Data about app and page elements

^^^^^^^^

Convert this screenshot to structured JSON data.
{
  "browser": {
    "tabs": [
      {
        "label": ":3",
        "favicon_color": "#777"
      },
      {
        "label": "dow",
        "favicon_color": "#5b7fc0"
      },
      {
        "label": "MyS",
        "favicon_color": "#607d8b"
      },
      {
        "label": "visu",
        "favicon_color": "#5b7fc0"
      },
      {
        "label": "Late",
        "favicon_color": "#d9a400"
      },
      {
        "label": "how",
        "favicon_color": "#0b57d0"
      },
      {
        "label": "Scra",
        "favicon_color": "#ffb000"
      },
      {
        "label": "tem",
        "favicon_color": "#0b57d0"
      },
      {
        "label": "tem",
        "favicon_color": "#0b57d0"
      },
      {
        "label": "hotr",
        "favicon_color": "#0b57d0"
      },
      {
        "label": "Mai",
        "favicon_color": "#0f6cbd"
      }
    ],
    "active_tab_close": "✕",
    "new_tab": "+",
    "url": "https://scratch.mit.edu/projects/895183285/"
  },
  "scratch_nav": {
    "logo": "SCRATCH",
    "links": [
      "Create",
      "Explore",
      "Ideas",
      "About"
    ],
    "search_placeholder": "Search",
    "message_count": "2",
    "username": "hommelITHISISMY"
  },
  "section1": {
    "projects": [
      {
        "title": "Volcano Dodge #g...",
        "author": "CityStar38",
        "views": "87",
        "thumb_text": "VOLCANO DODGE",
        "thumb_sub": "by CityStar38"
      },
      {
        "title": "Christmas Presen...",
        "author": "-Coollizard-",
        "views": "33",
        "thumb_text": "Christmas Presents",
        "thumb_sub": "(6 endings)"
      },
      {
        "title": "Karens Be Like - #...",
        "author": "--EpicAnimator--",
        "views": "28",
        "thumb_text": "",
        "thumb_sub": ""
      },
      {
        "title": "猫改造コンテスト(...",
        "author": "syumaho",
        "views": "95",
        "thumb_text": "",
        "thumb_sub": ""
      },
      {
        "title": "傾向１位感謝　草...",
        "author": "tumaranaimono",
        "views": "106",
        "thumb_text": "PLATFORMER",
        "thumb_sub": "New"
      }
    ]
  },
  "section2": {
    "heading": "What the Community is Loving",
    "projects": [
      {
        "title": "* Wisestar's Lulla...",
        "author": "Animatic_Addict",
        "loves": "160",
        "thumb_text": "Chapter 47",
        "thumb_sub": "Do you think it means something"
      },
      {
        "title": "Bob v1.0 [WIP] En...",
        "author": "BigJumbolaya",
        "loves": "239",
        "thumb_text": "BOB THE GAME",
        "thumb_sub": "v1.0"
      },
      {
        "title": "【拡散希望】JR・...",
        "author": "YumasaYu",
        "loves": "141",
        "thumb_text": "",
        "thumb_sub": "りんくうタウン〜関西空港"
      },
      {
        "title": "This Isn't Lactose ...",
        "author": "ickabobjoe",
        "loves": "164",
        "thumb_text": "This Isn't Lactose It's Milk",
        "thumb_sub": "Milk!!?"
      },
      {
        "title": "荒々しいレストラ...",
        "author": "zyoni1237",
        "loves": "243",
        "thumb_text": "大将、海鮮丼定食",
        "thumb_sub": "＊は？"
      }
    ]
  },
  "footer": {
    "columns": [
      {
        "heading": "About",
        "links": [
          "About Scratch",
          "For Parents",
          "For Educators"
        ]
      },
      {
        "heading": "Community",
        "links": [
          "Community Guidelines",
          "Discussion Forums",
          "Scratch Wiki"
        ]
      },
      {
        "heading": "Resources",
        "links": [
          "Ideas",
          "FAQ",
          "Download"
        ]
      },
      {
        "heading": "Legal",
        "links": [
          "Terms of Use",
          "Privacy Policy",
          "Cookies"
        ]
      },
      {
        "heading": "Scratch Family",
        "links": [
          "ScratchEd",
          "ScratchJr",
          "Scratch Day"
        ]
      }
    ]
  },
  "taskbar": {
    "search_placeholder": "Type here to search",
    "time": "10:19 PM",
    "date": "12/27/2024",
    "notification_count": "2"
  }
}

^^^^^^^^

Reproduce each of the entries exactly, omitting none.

Convert this screenshot to structured JSON data.
{
  "browser": {
    "tabs": [
      {
        "label": ":3",
        "favicon_color": "#777"
      },
      {
        "label": "dow",
        "favicon_color": "#5b7fc0"
      },
      {
        "label": "MyS",
        "favicon_color": "#607d8b"
      },
      {
        "label": "visu",
        "favicon_color": "#5b7fc0"
      },
      {
        "label": "Late",
        "favicon_color": "#d9a400"
      },
      {
        "label": "how",
        "favicon_color": "#0b57d0"
      },
      {
        "label": "Scra",
        "favicon_color": "#ffb000"
      },
      {
        "label": "tem",
        "favicon_color": "#0b57d0"
      },
      {
        "label": "tem",
        "favicon_color": "#0b57d0"
      },
      {
        "label": "hotr",
        "favicon_color": "#0b57d0"
      },
      {
        "label": "Mai",
        "favicon_color": "#0f6cbd"
      }
    ],
    "active_tab_close": "✕",
    "new_tab": "+",
    "url": "https://scratch.mit.edu/projects/895183285/"
  },
  "scratch_nav": {
    "logo": "SCRATCH",
    "links": [
      "Create",
      "Explore",
      "Ideas",
      "About"
    ],
    "search_placeholder": "Search",
    "message_count": "2",
    "username": "hommelITHISISMY"
  },
  "section1": {
    "projects": [
      {
        "title": "Volcano Dodge #g...",
        "author": "CityStar38",
        "views": "87",
        "thumb_text": "VOLCANO DODGE",
        "thumb_sub": "by CityStar38"
      },
      {
        "title": "Christmas Presen...",
        "author": "-Coollizard-",
        "views": "33",
        "thumb_text": "Christmas Presents",
        "thumb_sub": "(6 endings)"
      },
      {
        "title": "Karens Be Like - #...",
        "author": "--EpicAnimator--",
        "views": "28",
        "thumb_text": "",
        "thumb_sub": ""
      },
      {
        "title": "猫改造コンテスト(...",
        "author": "syumaho",
        "views": "95",
        "thumb_text": "",
        "thumb_sub": ""
      },
      {
        "title": "傾向１位感謝　草...",
        "author": "tumaranaimono",
        "views": "106",
        "thumb_text": "PLATFORMER",
        "thumb_sub": "New"
      }
    ]
  },
  "section2": {
    "heading": "What the Community is Loving",
    "projects": [
      {
        "title": "* Wisestar's Lulla...",
        "author": "Animatic_Addict",
        "loves": "160",
        "thumb_text": "Chapter 47",
        "thumb_sub": "Do you think it means something"
      },
      {
        "title": "Bob v1.0 [WIP] En...",
        "author": "BigJumbolaya",
        "loves": "239",
        "thumb_text": "BOB THE GAME",
        "thumb_sub": "v1.0"
      },
      {
        "title": "【拡散希望】JR・...",
        "author": "YumasaYu",
        "loves": "141",
        "thumb_text": "",
        "thumb_sub": "りんくうタウン〜関西空港"
      },
      {
        "title": "This Isn't Lactose ...",
        "author": "ickabobjoe",
        "loves": "164",
        "thumb_text": "This Isn't Lactose It's Milk",
        "thumb_sub": "Milk!!?"
      },
      {
        "title": "荒々しいレストラ...",
        "author": "zyoni1237",
        "loves": "243",
        "thumb_text": "大将、海鮮丼定食",
        "thumb_sub": "＊は？"
      }
    ]
  },
  "footer": {
    "columns": [
      {
        "heading": "About",
        "links": [
          "About Scratch",
          "For Parents",
          "For Educators"
        ]
      },
      {
        "heading": "Community",
        "links": [
          "Community Guidelines",
          "Discussion Forums",
          "Scratch Wiki"
        ]
      },
      {
        "heading": "Resources",
        "links": [
          "Ideas",
          "FAQ",
          "Download"
        ]
      },
      {
        "heading": "Legal",
        "links": [
          "Terms of Use",
          "Privacy Policy",
          "Cookies"
        ]
      },
      {
        "heading": "Scratch Family",
        "links": [
          "ScratchEd",
          "ScratchJr",
          "Scratch Day"
        ]
      }
    ]
  },
  "taskbar": {
    "search_placeholder": "Type here to search",
    "time": "10:19 PM",
    "date": "12/27/2024",
    "notification_count": "2"
  }
}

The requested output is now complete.